awarded  Explainer
16h
comment -er for two, -est for three or more?
Excellent answer. +1
16h
comment Does this grammatically make sense?
Neither I had forgot nor if I would forget is grammatical in my idiolect, though I am aware that both can be in some dialects.
19h
comment -er for two, -est for three or more?
There is such a rule, that some idiot invented a couple of hundred years ago, and people who care how other people speak insist on. It never made any sense.
19h
answered Does this grammatically make sense?
2d
comment accadimic english
I'm sorry, we won't do your homework. Show us what you have tried, and what you are not sure of, and we can explain. You might find our English Language Learners site more appropriate to your needs, but they still won't do your homework for you.
2d
comment Should I use Well? or What?
In Britain, the normal phrase is "Sorry?", and in very formal contexts "I beg your pardon?". Saying "Excuse me?" in that context marks you as American, or some other kind of foreigner.
2d
comment Can “hand in hand”, “face to face”, “miles and miles”, “coast to coast” be considered “irreversible binomials”?
Here's a reversible irreversible: in my dialect (North London) there is a dish called "egg and chips" (which is what is says it is: a fried egg with chips). In Willy Russell's play Shirley Valentine, she invariably calls the dish chips and egg, which sounds wrong to my ears. I believe this is a feature of Liverpool dialect, rather than an idiosyncracy of the character.
2d
comment If it don't VS If it doesn't
And the answer is that it is not grammatical in standard English, but is grammatical in many non-standard varieties, such as many songs are written in. I don't know who downvoted your question either.
2d
comment What parts of speech are in the sentence, “He went to the moon”?
Parts of speech are traditionally words, not phrases, so in a traditional analysis to the moon is not a part of speech. In some more modern analyses, it is a Prepositional Phrase (PP)
2d
comment When referring to “one”, use “his” or “their”?
@Kris: my point was that he, him, his were never normal as resumptive pronouns after one in British usage.
2d
comment Which is or are grammatically correct: “Cats are carnivores / carnivorous or carnivorous animals”?
Of course not all members of Carnivora are actually carnivorous.
Sep
28
comment When referring to “one”, use “his” or “their”?
"One's" is usual in British English.
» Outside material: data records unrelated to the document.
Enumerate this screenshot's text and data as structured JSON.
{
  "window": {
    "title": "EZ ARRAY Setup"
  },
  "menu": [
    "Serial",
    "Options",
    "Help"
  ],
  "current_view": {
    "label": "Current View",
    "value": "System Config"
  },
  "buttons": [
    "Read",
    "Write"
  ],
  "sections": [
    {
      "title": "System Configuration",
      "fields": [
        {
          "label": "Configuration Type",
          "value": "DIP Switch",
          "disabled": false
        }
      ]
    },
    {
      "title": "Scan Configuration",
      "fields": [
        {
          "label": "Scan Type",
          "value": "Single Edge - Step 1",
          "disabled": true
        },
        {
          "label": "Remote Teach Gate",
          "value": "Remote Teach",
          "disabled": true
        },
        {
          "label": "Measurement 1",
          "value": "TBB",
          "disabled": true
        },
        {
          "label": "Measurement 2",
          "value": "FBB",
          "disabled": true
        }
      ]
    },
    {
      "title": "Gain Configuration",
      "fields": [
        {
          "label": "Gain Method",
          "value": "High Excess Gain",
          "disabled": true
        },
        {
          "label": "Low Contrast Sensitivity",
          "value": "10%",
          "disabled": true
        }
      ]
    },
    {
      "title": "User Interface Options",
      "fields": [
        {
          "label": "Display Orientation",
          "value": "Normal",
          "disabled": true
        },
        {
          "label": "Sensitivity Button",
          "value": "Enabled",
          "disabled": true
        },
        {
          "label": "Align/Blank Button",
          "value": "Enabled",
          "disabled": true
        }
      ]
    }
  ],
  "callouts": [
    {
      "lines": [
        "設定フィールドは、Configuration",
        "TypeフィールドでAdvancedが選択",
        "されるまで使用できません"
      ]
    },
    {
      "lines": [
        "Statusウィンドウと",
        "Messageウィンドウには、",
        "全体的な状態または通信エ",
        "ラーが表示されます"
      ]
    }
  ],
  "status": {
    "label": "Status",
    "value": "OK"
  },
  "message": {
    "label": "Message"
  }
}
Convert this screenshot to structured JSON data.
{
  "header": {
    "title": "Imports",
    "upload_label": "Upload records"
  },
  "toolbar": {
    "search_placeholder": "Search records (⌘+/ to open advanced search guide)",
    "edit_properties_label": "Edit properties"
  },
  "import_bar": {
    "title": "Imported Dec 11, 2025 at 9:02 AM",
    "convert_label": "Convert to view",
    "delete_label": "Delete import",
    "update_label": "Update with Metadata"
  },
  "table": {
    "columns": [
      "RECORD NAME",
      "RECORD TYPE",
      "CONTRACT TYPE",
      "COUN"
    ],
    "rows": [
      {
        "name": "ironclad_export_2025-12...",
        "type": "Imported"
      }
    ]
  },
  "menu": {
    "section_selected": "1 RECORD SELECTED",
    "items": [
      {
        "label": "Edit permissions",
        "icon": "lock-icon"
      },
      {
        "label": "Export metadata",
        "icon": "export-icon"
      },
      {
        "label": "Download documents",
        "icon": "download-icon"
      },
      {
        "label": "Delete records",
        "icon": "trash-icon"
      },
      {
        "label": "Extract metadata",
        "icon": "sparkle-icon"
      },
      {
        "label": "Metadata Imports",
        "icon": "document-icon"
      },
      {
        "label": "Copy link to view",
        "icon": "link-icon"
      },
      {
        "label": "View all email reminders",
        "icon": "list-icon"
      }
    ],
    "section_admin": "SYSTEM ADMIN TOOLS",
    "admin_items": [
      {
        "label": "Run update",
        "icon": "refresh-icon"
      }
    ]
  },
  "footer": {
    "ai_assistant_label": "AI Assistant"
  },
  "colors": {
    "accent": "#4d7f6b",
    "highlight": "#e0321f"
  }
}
I understand from my reading that American writers in the past generally preferred "his".
Sep
28
comment If it don't VS If it doesn't
In the late 19th Century, W.S.Gilbert put phrases such as if it don't in the mouths of upper-class people in his plays: if you are looking at literature of that period, you may find other examples. Today it is seen as non-standard, and associated in most people's minds with uneducated speech.
Sep
27
comment Which is correct: 'that type always does' or that type always do'?
@EdwinAshworth: your "there are people ... who prefer" sounds like a grudging "OK, I suppose it's all right then". I can't speak of the status of the form in North America, except for the disapproval I've read, but I assure you that in British English (I don't know why you refer to that as a 'misnomer') it is normal and doesn't raise an eyebrow.
Sep
26
comment Which pronoun to refer to “person”? It? He or She? They?
No. Who is he, who are they are perfectly good, but in those the pronoun refers to something. Who is it is a different construction, with a different meaning.
Sep
26
answered Which is correct: 'that type always does' or that type always do'?
Sep
26
comment Correct the mistakes
@Ellie: if you showed some evidence of having attempted to answer the questions, but could tell us where you got stuck, people might be willing to give you some help. If you just dump your homework questions on us, nobody is likely to be interested in helping.
Sep
26
comment Italian vs Italic
The use predates computer fonts by several centuries!
Sep
26
comment Should “International community” have a definite article?
@Araucaria: true. I've now added it.